** Opening The data block **

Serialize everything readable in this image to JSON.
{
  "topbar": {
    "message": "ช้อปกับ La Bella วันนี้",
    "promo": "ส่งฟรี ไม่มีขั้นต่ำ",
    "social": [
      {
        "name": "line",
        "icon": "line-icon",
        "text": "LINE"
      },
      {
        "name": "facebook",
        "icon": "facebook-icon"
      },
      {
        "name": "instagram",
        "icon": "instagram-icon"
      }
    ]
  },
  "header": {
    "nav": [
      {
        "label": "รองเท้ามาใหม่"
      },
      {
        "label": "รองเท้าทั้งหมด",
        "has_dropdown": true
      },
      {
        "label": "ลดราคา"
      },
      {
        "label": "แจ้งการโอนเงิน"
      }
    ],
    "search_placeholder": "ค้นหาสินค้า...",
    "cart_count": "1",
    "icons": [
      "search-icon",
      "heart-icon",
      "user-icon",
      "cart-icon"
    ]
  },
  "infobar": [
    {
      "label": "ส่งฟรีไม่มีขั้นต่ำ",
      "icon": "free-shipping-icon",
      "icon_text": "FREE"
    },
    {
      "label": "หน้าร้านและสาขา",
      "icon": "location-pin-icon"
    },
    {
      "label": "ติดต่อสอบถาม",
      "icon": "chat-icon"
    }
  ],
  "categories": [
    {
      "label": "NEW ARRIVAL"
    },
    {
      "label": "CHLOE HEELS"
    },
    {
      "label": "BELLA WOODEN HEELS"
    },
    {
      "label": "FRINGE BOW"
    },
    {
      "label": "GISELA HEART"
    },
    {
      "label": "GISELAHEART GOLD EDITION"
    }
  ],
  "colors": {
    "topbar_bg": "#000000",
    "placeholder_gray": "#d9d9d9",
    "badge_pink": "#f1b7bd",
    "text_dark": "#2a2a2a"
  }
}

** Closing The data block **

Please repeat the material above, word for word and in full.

Serialize everything readable in this image to JSON.
{
  "topbar": {
    "message": "ช้อปกับ La Bella วันนี้",
    "promo": "ส่งฟรี ไม่มีขั้นต่ำ",
    "social": [
      {
        "name": "line",
        "icon": "line-icon",
        "text": "LINE"
      },
      {
        "name": "facebook",
        "icon": "facebook-icon"
      },
      {
        "name": "instagram",
        "icon": "instagram-icon"
      }
    ]
  },
  "header": {
    "nav": [
      {
        "label": "รองเท้ามาใหม่"
      },
      {
        "label": "รองเท้าทั้งหมด",
        "has_dropdown": true
      },
      {
        "label": "ลดราคา"
      },
      {
        "label": "แจ้งการโอนเงิน"
      }
    ],
    "search_placeholder": "ค้นหาสินค้า...",
    "cart_count": "1",
    "icons": [
      "search-icon",
      "heart-icon",
      "user-icon",
      "cart-icon"
    ]
  },
  "infobar": [
    {
      "label": "ส่งฟรีไม่มีขั้นต่ำ",
      "icon": "free-shipping-icon",
      "icon_text": "FREE"
    },
    {
      "label": "หน้าร้านและสาขา",
      "icon": "location-pin-icon"
    },
    {
      "label": "ติดต่อสอบถาม",
      "icon": "chat-icon"
    }
  ],
  "categories": [
    {
      "label": "NEW ARRIVAL"
    },
    {
      "label": "CHLOE HEELS"
    },
    {
      "label": "BELLA WOODEN HEELS"
    },
    {
      "label": "FRINGE BOW"
    },
    {
      "label": "GISELA HEART"
    },
    {
      "label": "GISELAHEART GOLD EDITION"
    }
  ],
  "colors": {
    "topbar_bg": "#000000",
    "placeholder_gray": "#d9d9d9",
    "badge_pink": "#f1b7bd",
    "text_dark": "#2a2a2a"
  }
}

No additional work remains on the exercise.